The mesostigmatid mite Vulgarogamasus immanis (Berlese, 1904) is reported in Svalbard for the first time. The gamasid mite community of Svalbard is amongst the best known of invertebrate groups of the archipelago due to recent revisions based on fresh sampling campaigns. Nonetheless, a hitherto unrecorded species of gamasid mite was recently found along the strandline in Barentsburg. This record brings the total gamasid mite inventory of Svalbard to 23 species. The current inventory of Svalbard is bedeviled with synonyms and misidentifications. Nevertheless, resolving these confusions and maintaining an accurate and updated species inventory is of prime importance in understanding the ecology of this region. Especially in a period of rapid environmental change.

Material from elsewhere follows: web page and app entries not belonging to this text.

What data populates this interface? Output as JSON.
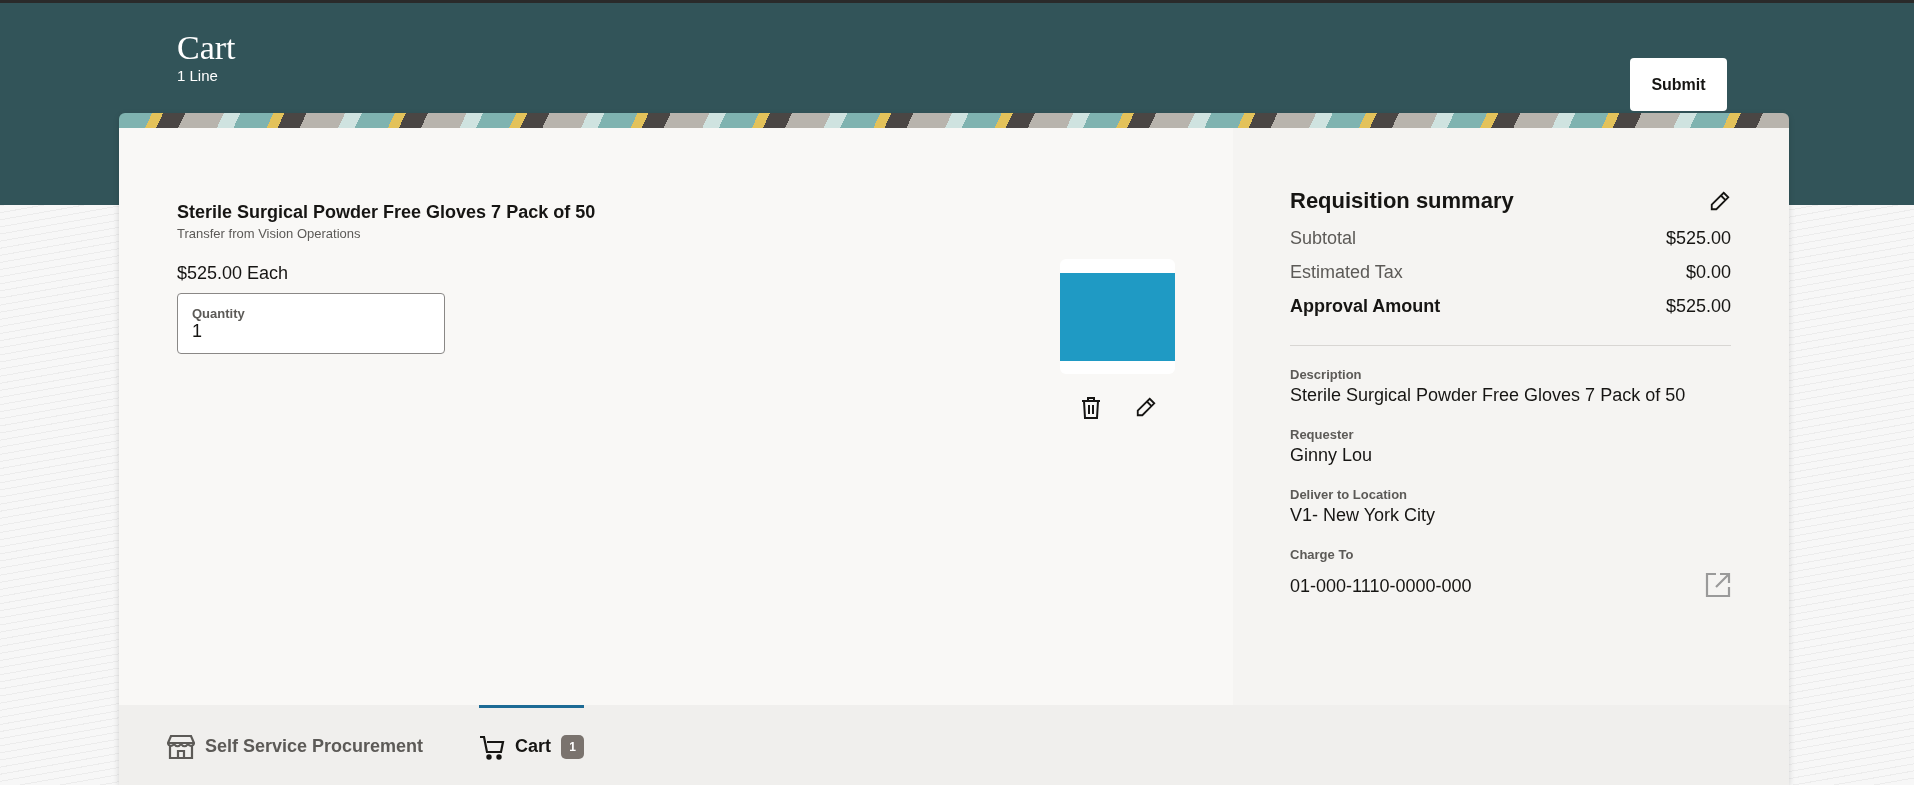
{
  "header": {
    "title": "Cart",
    "subtitle": "1 Line",
    "submit_button": "Submit"
  },
  "line": {
    "title": "Sterile Surgical Powder Free Gloves 7 Pack of 50",
    "subtitle": "Transfer from Vision Operations",
    "price": "$525.00 Each",
    "quantity": {
      "label": "Quantity",
      "value": "1"
    }
  },
  "summary": {
    "title": "Requisition summary",
    "totals": [
      {
        "label": "Subtotal",
        "value": "$525.00",
        "kind": "normal"
      },
      {
        "label": "Estimated Tax",
        "value": "$0.00",
        "kind": "normal"
      },
      {
        "label": "Approval Amount",
        "value": "$525.00",
        "kind": "total"
      }
    ],
    "details": [
      {
        "label": "Description",
        "value": "Sterile Surgical Powder Free Gloves 7 Pack of 50",
        "kind": "text"
      },
      {
        "label": "Requester",
        "value": "Ginny Lou",
        "kind": "text"
      },
      {
        "label": "Deliver to Location",
        "value": "V1- New York City",
        "kind": "text"
      },
      {
        "label": "Charge To",
        "value": "01-000-1110-0000-000",
        "kind": "account"
      }
    ]
  },
  "tabs": [
    {
      "label": "Self Service Procurement",
      "selected": false,
      "kind": "store"
    },
    {
      "label": "Cart",
      "selected": true,
      "kind": "cart",
      "badge": "1"
    }
  ]
}
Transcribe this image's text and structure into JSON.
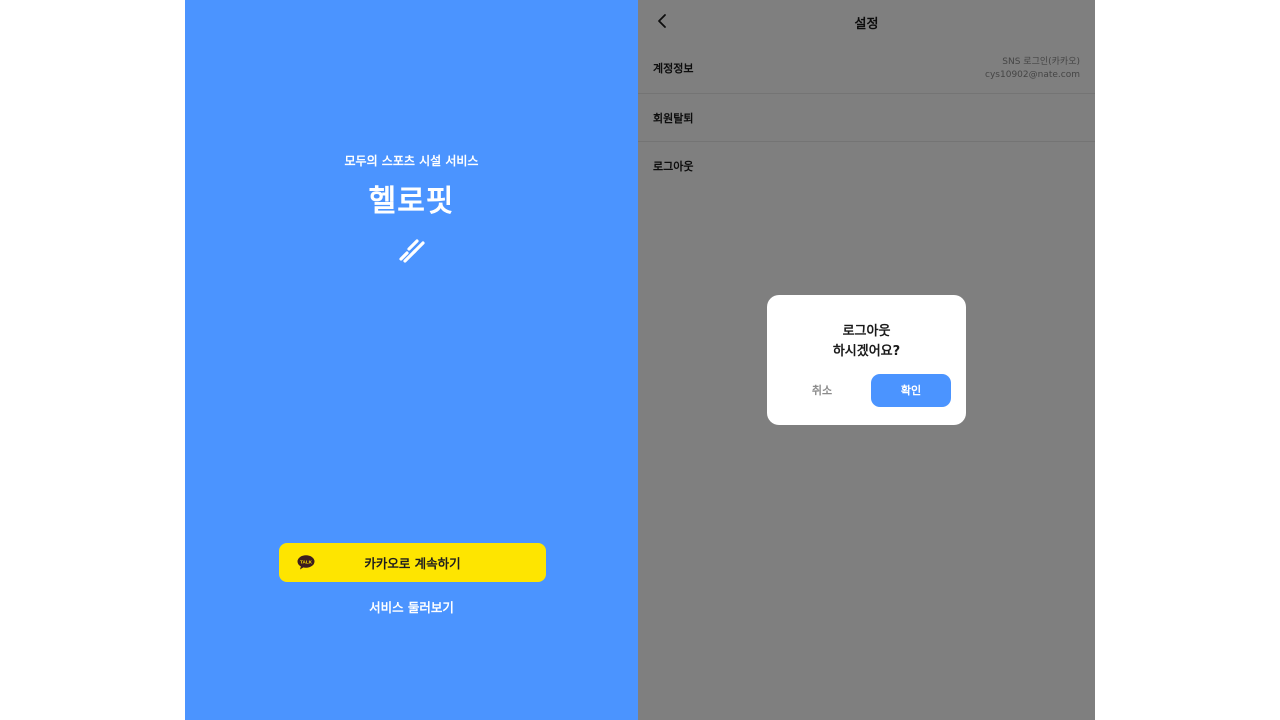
{
  "login": {
    "tagline": "모두의 스포츠 시설 서비스",
    "app_title": "헬로핏",
    "kakao_button_label": "카카오로 계속하기",
    "kakao_icon_text": "TALK",
    "browse_label": "서비스 둘러보기"
  },
  "settings": {
    "title": "설정",
    "rows": [
      {
        "label": "계정정보",
        "value_line1": "SNS 로그인(카카오)",
        "value_line2": "cys10902@nate.com"
      },
      {
        "label": "회원탈퇴"
      },
      {
        "label": "로그아웃"
      }
    ]
  },
  "dialog": {
    "message_line1": "로그아웃",
    "message_line2": "하시겠어요?",
    "cancel_label": "취소",
    "confirm_label": "확인"
  },
  "colors": {
    "brand_blue": "#4b94ff",
    "kakao_yellow": "#fee500",
    "overlay": "rgba(0,0,0,0.5)"
  },
  "icons": [
    "logo-mark-icon",
    "kakao-talk-icon",
    "back-arrow-icon"
  ]
}
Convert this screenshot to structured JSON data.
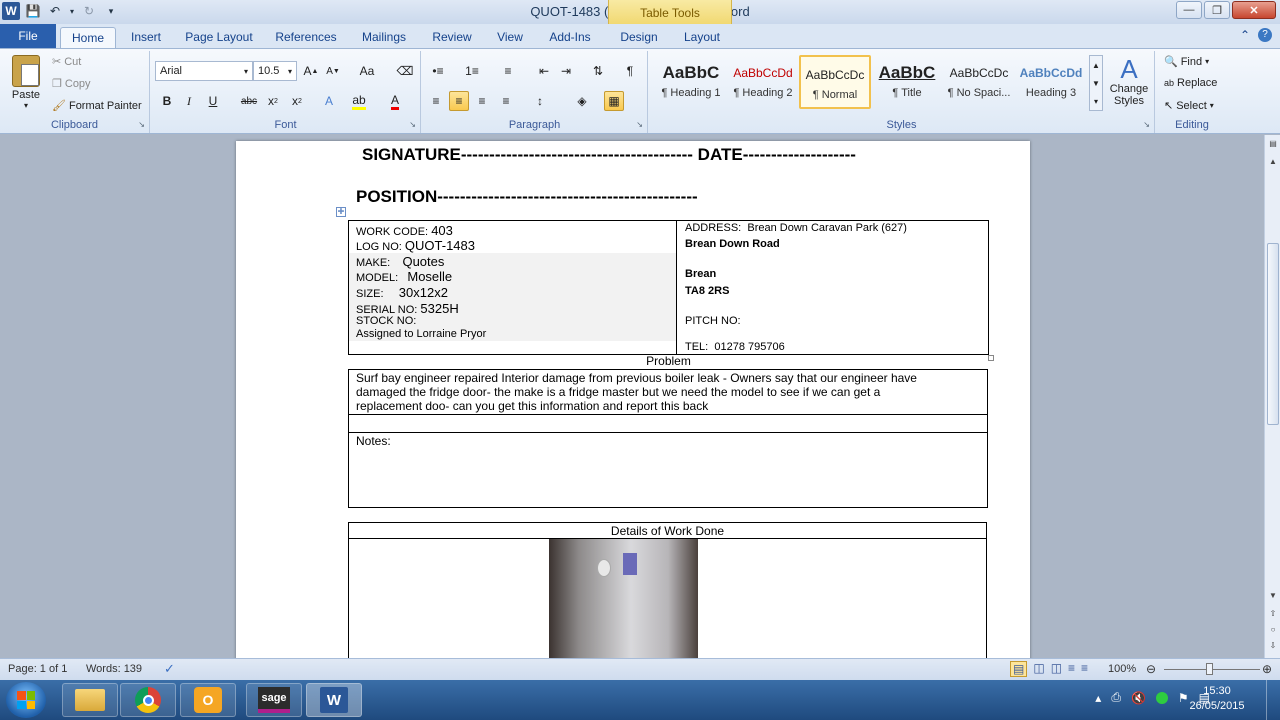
{
  "window": {
    "title": "QUOT-1483 (1).docx - Microsoft Word",
    "context_tab": "Table Tools"
  },
  "ribbon_tabs": [
    "File",
    "Home",
    "Insert",
    "Page Layout",
    "References",
    "Mailings",
    "Review",
    "View",
    "Add-Ins",
    "Design",
    "Layout"
  ],
  "clipboard": {
    "paste": "Paste",
    "cut": "Cut",
    "copy": "Copy",
    "format_painter": "Format Painter",
    "label": "Clipboard"
  },
  "font": {
    "name": "Arial",
    "size": "10.5",
    "label": "Font"
  },
  "paragraph": {
    "label": "Paragraph"
  },
  "styles": {
    "label": "Styles",
    "items": [
      {
        "sample": "AaBbC",
        "name": "¶ Heading 1"
      },
      {
        "sample": "AaBbCcDd",
        "name": "¶ Heading 2"
      },
      {
        "sample": "AaBbCcDc",
        "name": "¶ Normal"
      },
      {
        "sample": "AaBbC",
        "name": "¶ Title"
      },
      {
        "sample": "AaBbCcDc",
        "name": "¶ No Spaci..."
      },
      {
        "sample": "AaBbCcDd",
        "name": "Heading 3"
      }
    ],
    "change_styles": "Change Styles"
  },
  "editing": {
    "label": "Editing",
    "find": "Find",
    "replace": "Replace",
    "select": "Select"
  },
  "document": {
    "signature_line": "SIGNATURE----------------------------------------- DATE--------------------",
    "position_line": "POSITION----------------------------------------------",
    "left_fields": [
      {
        "label": "WORK CODE:",
        "value": "403"
      },
      {
        "label": "LOG NO:",
        "value": "QUOT-1483"
      },
      {
        "label": "MAKE:",
        "value": "Quotes"
      },
      {
        "label": "MODEL:",
        "value": "Moselle"
      },
      {
        "label": "SIZE:",
        "value": "30x12x2"
      },
      {
        "label": "SERIAL  NO:",
        "value": "5325H"
      },
      {
        "label": "STOCK NO:",
        "value": ""
      },
      {
        "label": "Assigned to Lorraine Pryor",
        "value": ""
      }
    ],
    "address_label": "ADDRESS:",
    "address_value": "Brean Down Caravan Park (627)",
    "address_line2": "Brean Down Road",
    "address_line3": "Brean",
    "address_line4": "TA8 2RS",
    "pitch": "PITCH NO:",
    "tel_label": "TEL:",
    "tel_value": "01278  795706",
    "problem_header": "Problem",
    "problem_text_1": " Surf bay engineer repaired Interior damage from previous boiler leak - Owners say that our engineer have",
    "problem_text_2": "damaged the fridge door- the make is a fridge master but we need the model to see if we can get a",
    "problem_text_3": "replacement doo- can you get this information and report this back",
    "notes_label": "Notes:",
    "details_header": "Details of Work Done"
  },
  "status": {
    "page": "Page: 1 of 1",
    "words": "Words: 139",
    "zoom": "100%"
  },
  "taskbar": {
    "apps": [
      "explorer",
      "chrome",
      "outlook",
      "sage",
      "word"
    ],
    "time": "15:30",
    "date": "26/05/2015"
  }
}
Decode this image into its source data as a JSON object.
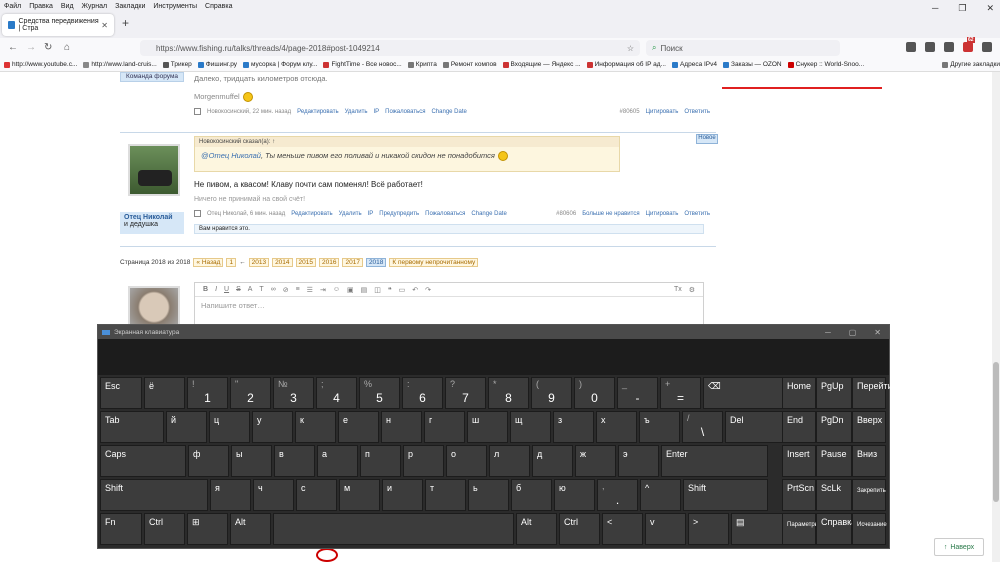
{
  "browser": {
    "menu": [
      "Файл",
      "Правка",
      "Вид",
      "Журнал",
      "Закладки",
      "Инструменты",
      "Справка"
    ],
    "tab_title": "Средства передвижения | Стра",
    "url": "https://www.fishing.ru/talks/threads/4/page-2018#post-1049214",
    "search_placeholder": "Поиск",
    "badge_count": "62",
    "bookmarks": [
      "http://www.youtube.c...",
      "http://www.land-cruis...",
      "Трикер",
      "Фишинг.ру",
      "мусорка | Форум клу...",
      "FightTime - Все новос...",
      "Крипта",
      "Ремонт компов",
      "Входящие — Яндекс ...",
      "Информация об IP ад...",
      "Адреса IPv4",
      "Заказы — OZON",
      "Снукер :: World-Snoo...",
      "Другие закладки"
    ]
  },
  "forum": {
    "team_badge": "Команда форума",
    "prev_text": "Далеко, тридцать километров отсюда.",
    "prev_sig": "Morgenmuffel",
    "prev_footer": {
      "meta": "Новокосинский, 22 мин. назад",
      "actions": [
        "Редактировать",
        "Удалить",
        "IP",
        "Пожаловаться",
        "Change Date"
      ],
      "post_no": "#80605",
      "right_actions": [
        "Цитировать",
        "Ответить"
      ]
    },
    "new_badge": "Новое",
    "user_name": "Отец Николай",
    "user_title": "и дедушка",
    "quote_head": "Новокосинский сказал(а): ↑",
    "quote_mention": "@Отец Николай",
    "quote_text": ", Ты меньше пивом его поливай и никакой скидон не понадобится",
    "main_text": "Не пивом, а квасом! Клаву почти сам поменял! Всё работает!",
    "sig2": "Ничего не принимай на свой счёт!",
    "post_footer": {
      "meta": "Отец Николай, 6 мин. назад",
      "actions": [
        "Редактировать",
        "Удалить",
        "IP",
        "Предупредить",
        "Пожаловаться",
        "Change Date"
      ],
      "post_no": "#80606",
      "right_actions": [
        "Больше не нравится",
        "Цитировать",
        "Ответить"
      ]
    },
    "likes": "Вам нравится это.",
    "pagination": {
      "label": "Страница 2018 из 2018",
      "back": "« Назад",
      "first": "1",
      "arrow": "←",
      "pages": [
        "2013",
        "2014",
        "2015",
        "2016",
        "2017"
      ],
      "current": "2018",
      "unread": "К первому непрочитанному"
    },
    "editor_placeholder": "Напишите ответ…",
    "back_to_top": "Наверх"
  },
  "keyboard": {
    "title": "Экранная клавиатура",
    "rows": [
      [
        [
          "Esc",
          "",
          ""
        ],
        [
          "ё",
          "",
          ""
        ],
        [
          "!",
          "1",
          ""
        ],
        [
          "\"",
          "2",
          ""
        ],
        [
          "№",
          "3",
          ""
        ],
        [
          ";",
          "4",
          ""
        ],
        [
          "%",
          "5",
          ""
        ],
        [
          ":",
          "6",
          ""
        ],
        [
          "?",
          "7",
          ""
        ],
        [
          "*",
          "8",
          ""
        ],
        [
          "(",
          "9",
          ""
        ],
        [
          ")",
          "0",
          ""
        ],
        [
          "_",
          "-",
          ""
        ],
        [
          "+",
          "=",
          ""
        ],
        [
          "⌫",
          "",
          ""
        ]
      ],
      [
        [
          "Tab",
          "",
          ""
        ],
        [
          "й",
          "",
          ""
        ],
        [
          "ц",
          "",
          ""
        ],
        [
          "у",
          "",
          ""
        ],
        [
          "к",
          "",
          ""
        ],
        [
          "е",
          "",
          ""
        ],
        [
          "н",
          "",
          ""
        ],
        [
          "г",
          "",
          ""
        ],
        [
          "ш",
          "",
          ""
        ],
        [
          "щ",
          "",
          ""
        ],
        [
          "з",
          "",
          ""
        ],
        [
          "х",
          "",
          ""
        ],
        [
          "ъ",
          "",
          ""
        ],
        [
          "/",
          "\\",
          ""
        ],
        [
          "Del",
          "",
          ""
        ]
      ],
      [
        [
          "Caps",
          "",
          ""
        ],
        [
          "ф",
          "",
          ""
        ],
        [
          "ы",
          "",
          ""
        ],
        [
          "в",
          "",
          ""
        ],
        [
          "а",
          "",
          ""
        ],
        [
          "п",
          "",
          ""
        ],
        [
          "р",
          "",
          ""
        ],
        [
          "о",
          "",
          ""
        ],
        [
          "л",
          "",
          ""
        ],
        [
          "д",
          "",
          ""
        ],
        [
          "ж",
          "",
          ""
        ],
        [
          "э",
          "",
          ""
        ],
        [
          "Enter",
          "",
          ""
        ]
      ],
      [
        [
          "Shift",
          "",
          ""
        ],
        [
          "я",
          "",
          ""
        ],
        [
          "ч",
          "",
          ""
        ],
        [
          "с",
          "",
          ""
        ],
        [
          "м",
          "",
          ""
        ],
        [
          "и",
          "",
          ""
        ],
        [
          "т",
          "",
          ""
        ],
        [
          "ь",
          "",
          ""
        ],
        [
          "б",
          "",
          ""
        ],
        [
          "ю",
          "",
          ""
        ],
        [
          ",",
          ".",
          ""
        ],
        [
          "^",
          "",
          ""
        ],
        [
          "Shift",
          "",
          ""
        ]
      ],
      [
        [
          "Fn",
          "",
          ""
        ],
        [
          "Ctrl",
          "",
          ""
        ],
        [
          "⊞",
          "",
          ""
        ],
        [
          "Alt",
          "",
          ""
        ],
        [
          "",
          "",
          ""
        ],
        [
          "Alt",
          "",
          ""
        ],
        [
          "Ctrl",
          "",
          ""
        ],
        [
          "<",
          "",
          ""
        ],
        [
          "v",
          "",
          ""
        ],
        [
          ">",
          "",
          ""
        ],
        [
          "▤",
          "",
          ""
        ]
      ]
    ],
    "side": [
      [
        "Home",
        "PgUp",
        "Перейти"
      ],
      [
        "End",
        "PgDn",
        "Вверх"
      ],
      [
        "Insert",
        "Pause",
        "Вниз"
      ],
      [
        "PrtScn",
        "ScLk",
        "Закрепить"
      ],
      [
        "Параметры",
        "Справка",
        "Исчезание"
      ]
    ]
  },
  "colors": {
    "accent": "#3a6fb0",
    "quote_bg": "#fdf6df",
    "red_line": "#e02020"
  }
}
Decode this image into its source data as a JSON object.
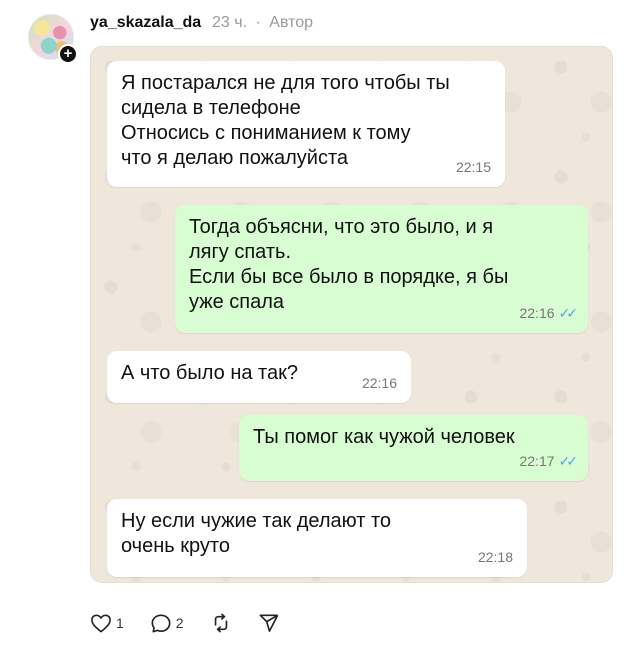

The adverse effects of synthetic acaricides on humans, animals, non-target organisms and the ecosystem are serious problems. Thus, there is a new trend to use nanotechnology for developing new, natural, bio and safe acaricides for mite control in green-pest management. This is the first work for preparing a nanoformulation of rosemary essential oil (EO) and evaluating its effect against the two-spotted spider mite Tetranychus urticae Koch. GC/MS analysis of rosemary EO showed that 1,8 cineole (31.45%), borneol (11.07%), α-pinene (10.91%), D-limonene (9.19%), L-linalool (8.86%), D-camphor (7.32%), γ-terpinene (3.92%), linalyl acetate (3.37%), α-terpineol (3.32%), and p-cymene (1.82%) were the major components. After 6 min of sonication, a nanoemulsion of rosemary EO was formulated with a droplet size of 139.9 nm. The balance between oil (lyophilic) and surfactant (hydrophilic) was correlated with the droplet size and the stability of the nanoemulsion. Spray application of rosemary nanoemulsion showed high acaricidal activity against immature and adult two-spotted spider mites T. urticae with LC50 723.71 and 865.68 μg · ml−1 and the toxicity increased by 54.15 and 52.69% for immature and adult mites, respectively. There were no toxic effects or mortality of rats treated with rosemary nanoemulsion. High acaricidal activity, stability, and safety of rosemary nanoemulsion make this nanoformulation a possible green and nano-acaricidal product. Further studies under field conditions are necessary to study the acaricidal efficiency of rosemary nanoemulsion against two-spotted spider mites and the toxic effect on predacious mites.